As the summer of the Democrats’ discontent winds to a close, the head count for health care reform in the Senate begins in earnest. One of the key Democratic senators on the fence is Sen. Blanche Lincoln, a member of the Senate Finance Committee and one of the most vulnerable Democrats in the 2010 election. Lincoln jumped into the news today with a quote to a reporter stating her opposition to a public option plan in a health care reform bill. “I would not support a solely government-funded public option. We can’t afford that,” Lincoln said. The senior Arkansas senator is also the 2nd highest recipient of campaign contributions from the health industry among senators this year.

According to the Center for Responsive Politics, Lincoln has received $325,350 in contributions from the health industry, as of June 30. The large amount in contributions underlies a constantly shifting position by the senator on health care reform.

One of Lincoln’s biggest contributors this cycle is the insurance giant Blue Cross Blue Shield. The company’s political action committee and employees have combined to give the senator $29,500 this year alone. Blue Cross Blue Shield and their parent company Wellpoint are vocal opponents of the inclusion of a public option plan in any health care reform bill. Blue Cross Blue Shield is the dominant insurer in Arkansas holding a 75 percent market share.

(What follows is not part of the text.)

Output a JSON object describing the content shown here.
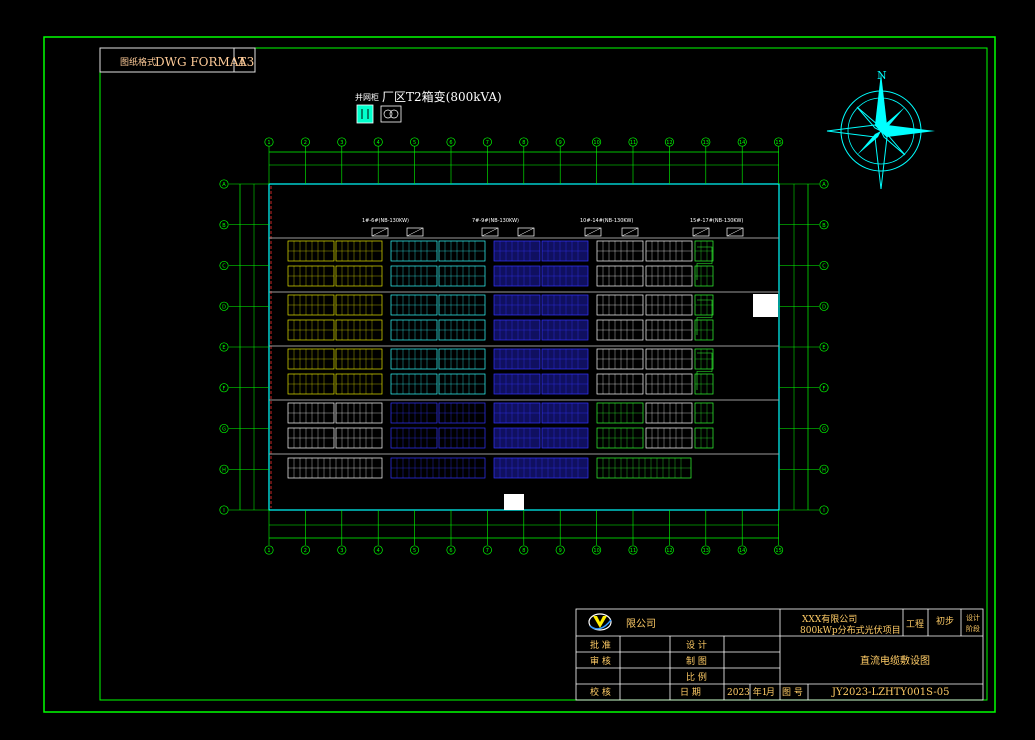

Blue Cross Blue Shield does not need to only rely on campaign contributions to reach Sen. Lincoln, as they retain Lincoln’s former top health care policy adviser as a lobbyist. Elizabeth Barnett worked for Lincoln from 2000 to 2007 before leaving to become the top Democratic lobbyist for Blue Cross Blue Shield. Earlier this year, Barnett left Blue Cross to work for Avenue Solutions, where she retains Blue Cross Blue Shield as a client. Avenue Solutions’ profile of Barnett notes that she “had primary responsibility for representing [Blue Cross Blue Shield] and its 39 member plans before the Senate Finance Committee, Senate Democratic Leadership, and other key Senate committees and offices.” Barnett also represents other health industry organizations including UnitedHealth Group, Aetna, Bravo Health, Healthcare Leadership Council, Medco and the National Health Policy Group.

Barnett is not the only former Lincoln staffer working as a lobbyist for the health industry. Lincoln’s former chief of staff Kelly Bingel is a lobbyist specializing in health care at Mehlman Vogel Castagnetti Inc, the lobbying firm of Sen. Max Baucus’ former chief of staff David Castagnetti. Bingel represents a who’s who of the health care industry including America’s Health Insurance Plans (AHIP) and Pharmaceutical Researchers & Manufacturers of America (PhRMA). AHIP and PhRMA have been largely supportive of health care reform this year. PhRMA, in particular, has supported the current legislation with positive advertising after receiving concessions from the White House and the Senate Finance Committee. Bingel also represents the Business Roundtable, a group that has voiced opposition to health care reform.

Throughout this year, Lincoln has benefited from countless fundraisers thrown by lobbyists. The Party Time database lists one fundraiser thrown by health care lobbyists for Lincoln. On July 24, Ernst & Young feted Lincoln with a fundraiser hosted by health care lobbyists Nick Giordano (formerly of Sen. Baucus’ staff), Dick Meltzer (since moved on to Speaker Pelosi’s staff), LaBrenda Garrett-Nelson, Holly Bode, Francis Grab, Dave Koshgarian and Jeff Petrich. Contributions from this fundraiser will not be publicly available until the third quarter finance reports are filed.